Crew's Suter, Claudio don Clemente's No. 21

September 9th, 2020

Relievers and , the latter the Brewers’ nominee for the Roberto Clemente Award for engagement in the community, wore No. 21 with the blessing of the Clemente family on Wednesday as Major League Baseball honored the legacy of one of the game’s great humanitarians.

In a Q&A with earlier this week, Suter made the case for retiring No. 21 across the sport, as MLB did for Jackie Robinson’s No. 42 in 1997. Currently, designated hitter Daniel Vogelbach wears No. 21 for the Brewers.

“I think of a barrier breaker, similar to Jackie Robinson,” said Suter of Clemente. “You know, he was really one of the first Latin American ballplayers through the door and had to deal with a lot of prejudice, a lot of people doubting him, a lot of people pushing him away. He just kept [moving] on with courage, on and off the field.

“He was an amazing person, was obviously really involved in humanitarian work, cared about his country, cared about all people. He died trying to give aid to victims of an earthquake in Nicaragua. What a life, what an example. He is really in many ways similar to Jackie Robinson in terms of his impact in the game, and I really think his No. 21 should be retired throughout all of baseball. Too powerful a person, too powerful a humanitarian not to be retired. I would really push for that.”

Sogard sees starts decline

A number of Brewers position players have been dogged by minor injuries of late, but that’s not what has sidelined infielder . Instead, it’s been purely a baseball decision, based on the season line of .182/.277/.239 for Sogard, who hasn’t recorded a multihit game since Aug. 4.

has emerged recently as the primary third baseman. Entering Wednesday’s series finale in Detroit, Sogard had not logged a single at-bat since Sept. 2.

“Luis and Orlando [Arcia, Milwaukee’s shortstop], to me, have been swinging the bat fairly well,” manager Craig Counsell said. “We’ve had some off-days here, we’ve had some matchups that, to me, didn’t completely favor left-handed hitters, and because of that we’ve gone with Luis and Orlando.

“We’ll look at it as we go. There’s going to be starts for Eric coming up, definitely, with all the games and doubleheaders [on the Brewers’ upcoming homestand]. There’ll be starts, for sure.”

A Cameron connection

Counsell turned 50 earlier this season, and Wednesday brought another life milestone: He managed against the son of a former teammate after Detroit promoted Daz Cameron, the club’s No. 7 prospect, per MLB Pipeline.
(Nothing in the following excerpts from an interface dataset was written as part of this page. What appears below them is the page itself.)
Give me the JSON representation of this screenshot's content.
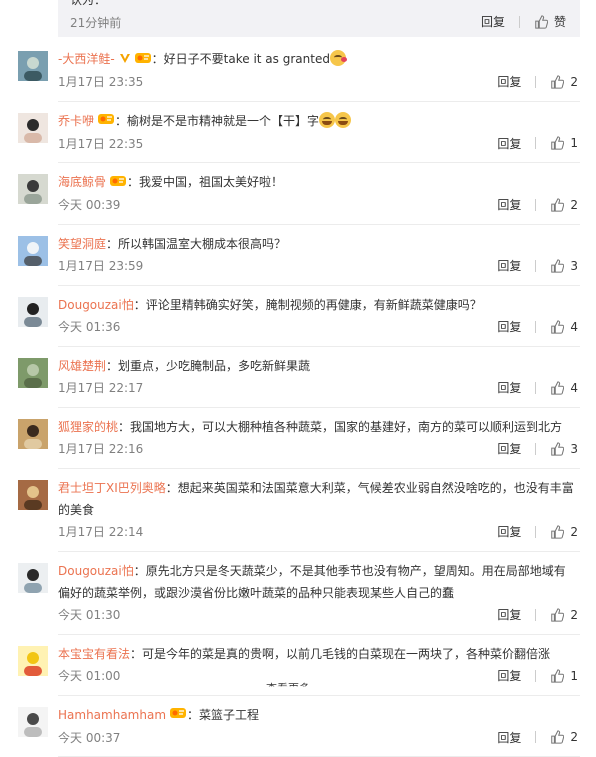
{
  "prev_reply": {
    "text": "认为：",
    "time": "21分钟前",
    "reply_label": "回复",
    "like_label": "赞"
  },
  "colors": {
    "username": "#eb7350",
    "time": "#808080",
    "divider": "#ececec",
    "reply_bg": "#f2f2f5"
  },
  "comments": [
    {
      "user": "-大西洋鲑-",
      "badges": [
        "verified-v-icon",
        "level-badge-icon"
      ],
      "text": "：好日子不要take it as granted",
      "emoji": [
        "kiss"
      ],
      "time": "1月17日 23:35",
      "reply": "回复",
      "likes": "2"
    },
    {
      "user": "乔卡咿",
      "badges": [
        "level-badge-icon"
      ],
      "text": "：榆树是不是市精神就是一个【干】字",
      "emoji": [
        "laugh",
        "laugh"
      ],
      "time": "1月17日 22:35",
      "reply": "回复",
      "likes": "1"
    },
    {
      "user": "海底鲸骨",
      "badges": [
        "level-badge-icon"
      ],
      "text": "：我爱中国，祖国太美好啦！",
      "emoji": [],
      "time": "今天 00:39",
      "reply": "回复",
      "likes": "2"
    },
    {
      "user": "笑望洞庭",
      "badges": [],
      "text": "：所以韩国温室大棚成本很高吗？",
      "emoji": [],
      "time": "1月17日 23:59",
      "reply": "回复",
      "likes": "3"
    },
    {
      "user": "Dougouzai怕",
      "badges": [],
      "text": "：评论里精韩确实好笑，腌制视频的再健康，有新鲜蔬菜健康吗？",
      "emoji": [],
      "time": "今天 01:36",
      "reply": "回复",
      "likes": "4"
    },
    {
      "user": "风雄楚荆",
      "badges": [],
      "text": "：划重点，少吃腌制品，多吃新鲜果蔬",
      "emoji": [],
      "time": "1月17日 22:17",
      "reply": "回复",
      "likes": "4"
    },
    {
      "user": "狐狸家的桃",
      "badges": [],
      "text": "：我国地方大，可以大棚种植各种蔬菜，国家的基建好，南方的菜可以顺利运到北方",
      "emoji": [],
      "time": "1月17日 22:16",
      "reply": "回复",
      "likes": "3"
    },
    {
      "user": "君士坦丁XI巴列奥略",
      "badges": [],
      "text": "：想起来英国菜和法国菜意大利菜，气候差农业弱自然没啥吃的，也没有丰富的美食",
      "emoji": [],
      "time": "1月17日 22:14",
      "reply": "回复",
      "likes": "2"
    },
    {
      "user": "Dougouzai怕",
      "badges": [],
      "text": "：原先北方只是冬天蔬菜少，不是其他季节也没有物产，望周知。用在局部地域有偏好的蔬菜举例，或跟沙漠省份比嫩叶蔬菜的品种只能表现某些人自己的蠢",
      "emoji": [],
      "time": "今天 01:30",
      "reply": "回复",
      "likes": "2"
    },
    {
      "user": "本宝宝有看法",
      "badges": [],
      "text": "：可是今年的菜是真的贵啊，以前几毛钱的白菜现在一两块了，各种菜价翻倍涨",
      "emoji": [],
      "time": "今天 01:00",
      "reply": "回复",
      "likes": "1"
    },
    {
      "user": "Hamhamhamham",
      "badges": [
        "level-badge-icon"
      ],
      "text": "：菜篮子工程",
      "emoji": [],
      "time": "今天 00:37",
      "reply": "回复",
      "likes": "2"
    }
  ],
  "bottom_partial": "查看更多"
}
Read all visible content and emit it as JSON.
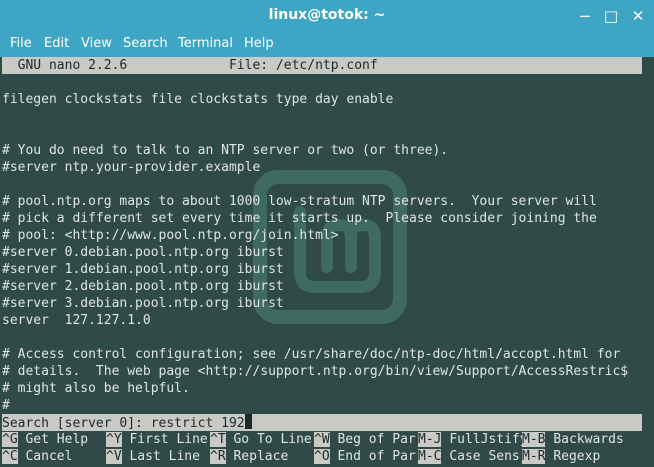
{
  "window": {
    "title": "linux@totok: ~",
    "controls": {
      "minimize": "−",
      "maximize": "□",
      "close": "✕"
    }
  },
  "menu": [
    "File",
    "Edit",
    "View",
    "Search",
    "Terminal",
    "Help"
  ],
  "nano": {
    "header": "  GNU nano 2.2.6             File: /etc/ntp.conf",
    "lines": [
      "filegen clockstats file clockstats type day enable",
      "",
      "",
      "# You do need to talk to an NTP server or two (or three).",
      "#server ntp.your-provider.example",
      "",
      "# pool.ntp.org maps to about 1000 low-stratum NTP servers.  Your server will",
      "# pick a different set every time it starts up.  Please consider joining the",
      "# pool: <http://www.pool.ntp.org/join.html>",
      "#server 0.debian.pool.ntp.org iburst",
      "#server 1.debian.pool.ntp.org iburst",
      "#server 2.debian.pool.ntp.org iburst",
      "#server 3.debian.pool.ntp.org iburst",
      "server  127.127.1.0",
      "",
      "# Access control configuration; see /usr/share/doc/ntp-doc/html/accopt.html for",
      "# details.  The web page <http://support.ntp.org/bin/view/Support/AccessRestric$",
      "# might also be helpful.",
      "#"
    ],
    "search_prompt": "Search [server 0]: restrict 192",
    "shortcuts_row1": [
      {
        "key": "^G",
        "label": "Get Help"
      },
      {
        "key": "^Y",
        "label": "First Line"
      },
      {
        "key": "^T",
        "label": "Go To Line"
      },
      {
        "key": "^W",
        "label": "Beg of Par"
      },
      {
        "key": "M-J",
        "label": "FullJstify"
      },
      {
        "key": "M-B",
        "label": "Backwards"
      }
    ],
    "shortcuts_row2": [
      {
        "key": "^C",
        "label": "Cancel"
      },
      {
        "key": "^V",
        "label": "Last Line"
      },
      {
        "key": "^R",
        "label": "Replace"
      },
      {
        "key": "^O",
        "label": "End of Par"
      },
      {
        "key": "M-C",
        "label": "Case Sens"
      },
      {
        "key": "M-R",
        "label": "Regexp"
      }
    ]
  },
  "colors": {
    "titlebar": "#3ea6c4",
    "terminal_bg": "#2f4a47",
    "highlight_bar": "#c9c9c6"
  },
  "icons": {
    "background_logo": "linux-mint-logo-icon"
  }
}
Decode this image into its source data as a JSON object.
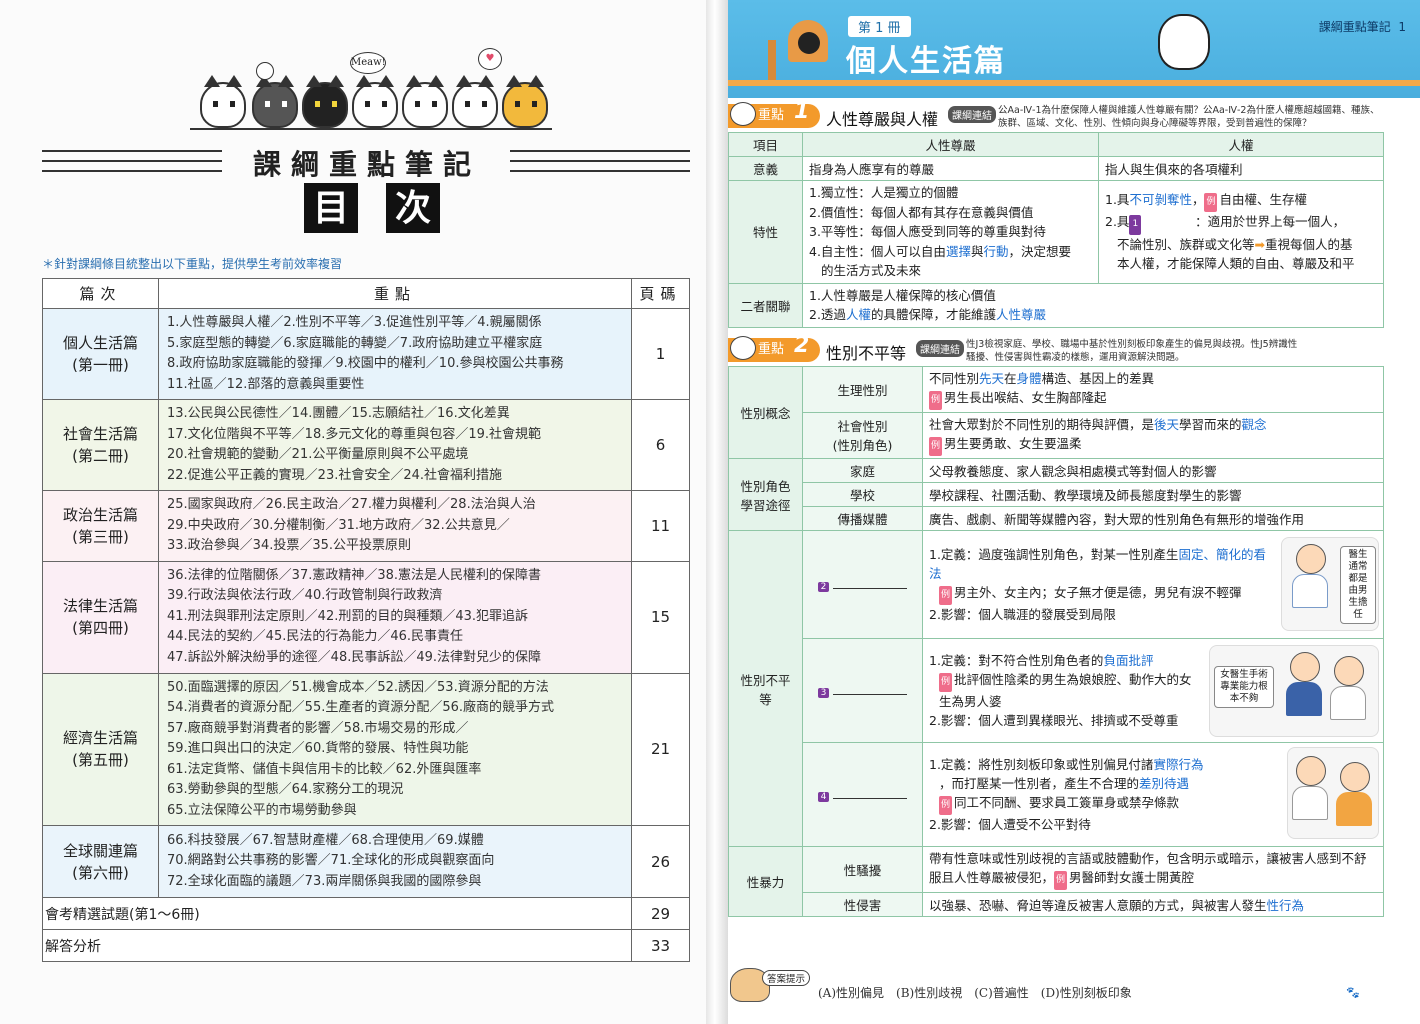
{
  "left": {
    "cat_bubble": "Meaw!",
    "title": "課綱重點筆記",
    "toc_chars": [
      "目",
      "次"
    ],
    "note": "＊針對課綱條目統整出以下重點，提供學生考前效率複習",
    "columns": [
      "篇次",
      "重點",
      "頁碼"
    ],
    "rows": [
      {
        "part": "個人生活篇",
        "vol": "(第一冊)",
        "page": "1",
        "lines": [
          "1.人性尊嚴與人權／2.性別不平等／3.促進性別平等／4.親屬關係",
          "5.家庭型態的轉變／6.家庭職能的轉變／7.政府協助建立平權家庭",
          "8.政府協助家庭職能的發揮／9.校園中的權利／10.參與校園公共事務",
          "11.社區／12.部落的意義與重要性"
        ]
      },
      {
        "part": "社會生活篇",
        "vol": "(第二冊)",
        "page": "6",
        "lines": [
          "13.公民與公民德性／14.團體／15.志願結社／16.文化差異",
          "17.文化位階與不平等／18.多元文化的尊重與包容／19.社會規範",
          "20.社會規範的變動／21.公平衡量原則與不公平處境",
          "22.促進公平正義的實現／23.社會安全／24.社會福利措施"
        ]
      },
      {
        "part": "政治生活篇",
        "vol": "(第三冊)",
        "page": "11",
        "lines": [
          "25.國家與政府／26.民主政治／27.權力與權利／28.法治與人治",
          "29.中央政府／30.分權制衡／31.地方政府／32.公共意見／",
          "33.政治參與／34.投票／35.公平投票原則"
        ]
      },
      {
        "part": "法律生活篇",
        "vol": "(第四冊)",
        "page": "15",
        "lines": [
          "36.法律的位階關係／37.憲政精神／38.憲法是人民權利的保障書",
          "39.行政法與依法行政／40.行政管制與行政救濟",
          "41.刑法與罪刑法定原則／42.刑罰的目的與種類／43.犯罪追訴",
          "44.民法的契約／45.民法的行為能力／46.民事責任",
          "47.訴訟外解決紛爭的途徑／48.民事訴訟／49.法律對兒少的保障"
        ]
      },
      {
        "part": "經濟生活篇",
        "vol": "(第五冊)",
        "page": "21",
        "lines": [
          "50.面臨選擇的原因／51.機會成本／52.誘因／53.資源分配的方法",
          "54.消費者的資源分配／55.生產者的資源分配／56.廠商的競爭方式",
          "57.廠商競爭對消費者的影響／58.市場交易的形成／",
          "59.進口與出口的決定／60.貨幣的發展、特性與功能",
          "61.法定貨幣、儲值卡與信用卡的比較／62.外匯與匯率",
          "63.勞動參與的型態／64.家務分工的現況",
          "65.立法保障公平的市場勞動參與"
        ]
      },
      {
        "part": "全球關連篇",
        "vol": "(第六冊)",
        "page": "26",
        "lines": [
          "66.科技發展／67.智慧財產權／68.合理使用／69.媒體",
          "70.網路對公共事務的影響／71.全球化的形成與觀察面向",
          "72.全球化面臨的議題／73.兩岸關係與我國的國際參與"
        ]
      }
    ],
    "extra": [
      {
        "label": "會考精選試題(第1～6冊)",
        "page": "29"
      },
      {
        "label": "解答分析",
        "page": "33"
      }
    ]
  },
  "right": {
    "vol_tag": "第 1 冊",
    "vol_title": "個人生活篇",
    "running_head": "課綱重點筆記",
    "page_no": "1",
    "sec_label": "重點",
    "link_label": "課綱連結",
    "sec1": {
      "num": "1",
      "title": "人性尊嚴與人權",
      "link": "公Aa-Ⅳ-1為什麼保障人權與維護人性尊嚴有關？公Aa-Ⅳ-2為什麼人權應超越國籍、種族、族群、區域、文化、性別、性傾向與身心障礙等界限，受到普遍性的保障？",
      "h_item": "項目",
      "h_dignity": "人性尊嚴",
      "h_rights": "人權",
      "r_meaning": "意義",
      "dignity_meaning": "指身為人應享有的尊嚴",
      "rights_meaning": "指人與生俱來的各項權利",
      "r_feature": "特性",
      "dignity_features": [
        "1.獨立性：人是獨立的個體",
        "2.價值性：每個人都有其存在意義與價值",
        "3.平等性：每個人應受到同等的尊重與對待",
        "4.自主性：個人可以自由"
      ],
      "dig4_b1": "選擇",
      "dig4_mid": "與",
      "dig4_b2": "行動",
      "dig4_tail": "，決定想要",
      "dig4_line2": "的生活方式及未來",
      "rf1_a": "1.具",
      "rf1_b": "不可剝奪性",
      "rf1_c": "，",
      "rf1_ex": "例",
      "rf1_d": "自由權、生存權",
      "rf2_a": "2.具",
      "rf2_badge": "1",
      "rf2_b": "：適用於世界上每一個人，",
      "rf2_c": "不論性別、族群或文化等",
      "rf2_arrow": "➡",
      "rf2_d": "重視每個人的基",
      "rf2_e": "本人權，才能保障人類的自由、尊嚴及和平",
      "r_relation": "二者關聯",
      "rel1": "1.人性尊嚴是人權保障的核心價值",
      "rel2_a": "2.透過",
      "rel2_b": "人權",
      "rel2_c": "的具體保障，才能維護",
      "rel2_d": "人性尊嚴"
    },
    "sec2": {
      "num": "2",
      "title": "性別不平等",
      "link": "性J3檢視家庭、學校、職場中基於性別刻板印象產生的偏見與歧視。性J5辨識性騷擾、性侵害與性霸凌的樣態，運用資源解決問題。",
      "concept": "性別概念",
      "bio": "生理性別",
      "bio_a": "不同性別",
      "bio_b": "先天",
      "bio_c": "在",
      "bio_d": "身體",
      "bio_e": "構造、基因上的差異",
      "bio_ex": "男生長出喉結、女生胸部隆起",
      "soc": "社會性別",
      "soc2": "(性別角色)",
      "soc_a": "社會大眾對於不同性別的期待與評價，是",
      "soc_b": "後天",
      "soc_c": "學習而來的",
      "soc_d": "觀念",
      "soc_ex": "男生要勇敢、女生要溫柔",
      "role": "性別角色學習途徑",
      "family": "家庭",
      "family_t": "父母教養態度、家人觀念與相處模式等對個人的影響",
      "school": "學校",
      "school_t": "學校課程、社團活動、教學環境及師長態度對學生的影響",
      "media": "傳播媒體",
      "media_t": "廣告、戲劇、新聞等媒體內容，對大眾的性別角色有無形的增強作用",
      "ineq": "性別不平等",
      "b2": "2",
      "b3": "3",
      "b4": "4",
      "i2_a": "1.定義：過度強調性別角色，對某一性別產生",
      "i2_b": "固定、簡化的看法",
      "i2_ex": "男主外、女主內；女子無才便是德，男兒有淚不輕彈",
      "i2_c": "2.影響：個人職涯的發展受到局限",
      "i2_note": "醫生通常都是由男生擔任",
      "i3_a": "1.定義：對不符合性別角色者的",
      "i3_b": "負面批評",
      "i3_ex": "批評個性陰柔的男生為娘娘腔、動作大的女生為男人婆",
      "i3_c": "2.影響：個人遭到異樣眼光、排擠或不受尊重",
      "i3_note": "女醫生手術專業能力根本不夠",
      "i4_a": "1.定義：將性別刻板印象或性別偏見付諸",
      "i4_b": "實際行為",
      "i4_c": "，而打壓某一性別者，產生不合理的",
      "i4_d": "差別待遇",
      "i4_ex": "同工不同酬、要求員工簽單身或禁孕條款",
      "i4_e": "2.影響：個人遭受不公平對待",
      "violence": "性暴力",
      "harass": "性騷擾",
      "harass_t1": "帶有性意味或性別歧視的言語或肢體動作，包含明示或暗示，讓被害人感到不舒服且人性尊嚴被侵犯，",
      "harass_ex": "男醫師對女護士開黃腔",
      "assault": "性侵害",
      "assault_a": "以強暴、恐嚇、脅迫等違反被害人意願的方式，與被害人發生",
      "assault_b": "性行為"
    },
    "answer_tag": "答案提示",
    "answer": "(A)性別偏見　(B)性別歧視　(C)普遍性　(D)性別刻板印象"
  }
}
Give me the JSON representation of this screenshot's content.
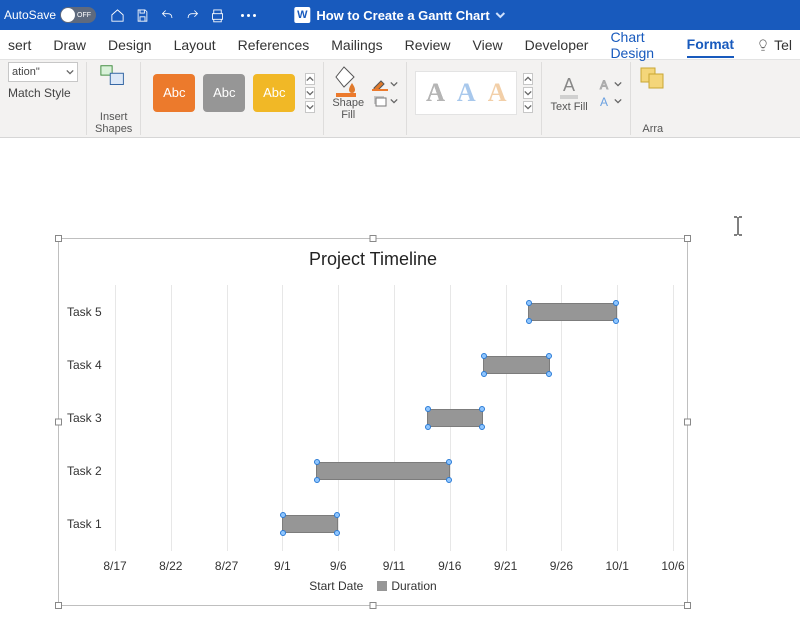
{
  "titlebar": {
    "autosave_label": "AutoSave",
    "autosave_state": "OFF",
    "doc_title": "How to Create a Gantt Chart"
  },
  "tabs": {
    "items": [
      "sert",
      "Draw",
      "Design",
      "Layout",
      "References",
      "Mailings",
      "Review",
      "View",
      "Developer",
      "Chart Design",
      "Format"
    ],
    "active_index": 10,
    "context_indices": [
      9,
      10
    ],
    "tell_me": "Tel"
  },
  "ribbon": {
    "group0": {
      "combo": "ation\"",
      "link": "Match Style"
    },
    "group1": {
      "caption": "Insert\nShapes"
    },
    "group2": {
      "swatch_text": "Abc"
    },
    "group3": {
      "caption": "Shape\nFill"
    },
    "group4": {
      "letter": "A"
    },
    "group5": {
      "caption": "Text Fill"
    },
    "group6": {
      "caption": "Arra"
    }
  },
  "chart_data": {
    "type": "bar",
    "title": "Project Timeline",
    "orientation": "horizontal-stacked",
    "x_axis": {
      "label": "",
      "ticks": [
        "8/17",
        "8/22",
        "8/27",
        "9/1",
        "9/6",
        "9/11",
        "9/16",
        "9/21",
        "9/26",
        "10/1",
        "10/6"
      ],
      "range_days": [
        0,
        50
      ]
    },
    "y_axis": {
      "label": "",
      "categories": [
        "Task 5",
        "Task 4",
        "Task 3",
        "Task 2",
        "Task 1"
      ]
    },
    "series": [
      {
        "name": "Start Date",
        "values_offset_days": [
          37,
          33,
          28,
          18,
          15
        ],
        "note": "Days after 8/17 where each bar begins; series rendered invisible"
      },
      {
        "name": "Duration",
        "values_days": [
          8,
          6,
          5,
          12,
          5
        ]
      }
    ],
    "legend": [
      "Start Date",
      "Duration"
    ],
    "selected_series": "Duration"
  }
}
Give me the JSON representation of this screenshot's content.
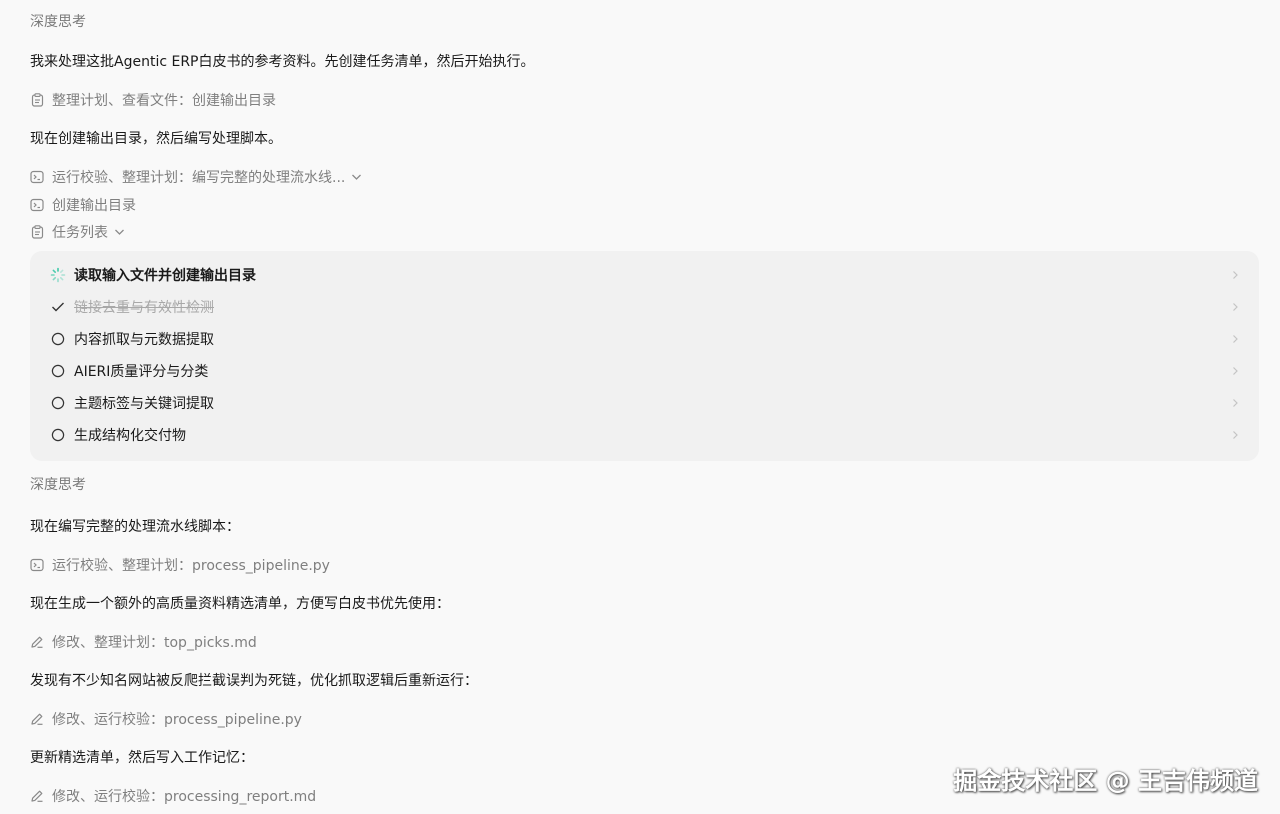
{
  "stream": {
    "think1": "深度思考",
    "msg1": "我来处理这批Agentic ERP白皮书的参考资料。先创建任务清单，然后开始执行。",
    "act1": "整理计划、查看文件：创建输出目录",
    "msg2": "现在创建输出目录，然后编写处理脚本。",
    "act2": "运行校验、整理计划：编写完整的处理流水线...",
    "act3": "创建输出目录",
    "act4": "任务列表",
    "tasks": [
      {
        "label": "读取输入文件并创建输出目录",
        "state": "in-progress"
      },
      {
        "label": "链接去重与有效性检测",
        "state": "done"
      },
      {
        "label": "内容抓取与元数据提取",
        "state": "pending"
      },
      {
        "label": "AIERI质量评分与分类",
        "state": "pending"
      },
      {
        "label": "主题标签与关键词提取",
        "state": "pending"
      },
      {
        "label": "生成结构化交付物",
        "state": "pending"
      }
    ],
    "think2": "深度思考",
    "msg3": "现在编写完整的处理流水线脚本：",
    "act5": "运行校验、整理计划：process_pipeline.py",
    "msg4": "现在生成一个额外的高质量资料精选清单，方便写白皮书优先使用：",
    "act6": "修改、整理计划：top_picks.md",
    "msg5": "发现有不少知名网站被反爬拦截误判为死链，优化抓取逻辑后重新运行：",
    "act7": "修改、运行校验：process_pipeline.py",
    "msg6": "更新精选清单，然后写入工作记忆：",
    "act8": "修改、运行校验：processing_report.md"
  },
  "icons": {
    "clipboard": "clipboard-icon",
    "terminal": "terminal-icon",
    "pencil": "pencil-icon",
    "chevron": "chevron-down-icon",
    "spinner": "spinner-icon",
    "check": "check-icon",
    "circle": "circle-icon",
    "chevron_right": "chevron-right-icon"
  },
  "colors": {
    "spinner": "#3cc9a8",
    "muted": "#7f7f7f",
    "panel": "#f1f1f1"
  },
  "watermark": "掘金技术社区 @ 王吉伟频道"
}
Cameron’s father, Mike, was a Brewers outfielder from 2008-09 and, with Counsell, was on the team that snapped Milwaukee’s 26-year postseason drought in ‘08.

“I was actually talking to Ryan Braun earlier about it. I think this might be [a first],” said Counsell. “Brauny and I were texting about this one memory. [Daz] was playing, so oftentimes you don’t get to see him, but I do have one kind of distinct memory of him running around center field. He was probably 10, 11, 12 years old and it wasn’t a stretch to think that he’d be a big leaguer at that time. You don’t see kids run around like that in a Major League outfield -- you could just tell it was something pretty special.

“It’s fun and you’re happy for Mike as much as anything. It’s a thrill for a dad, for sure. That’s how I see it. Maybe that shows I’m old, too, that it’s a thrill for a dad more than anything.”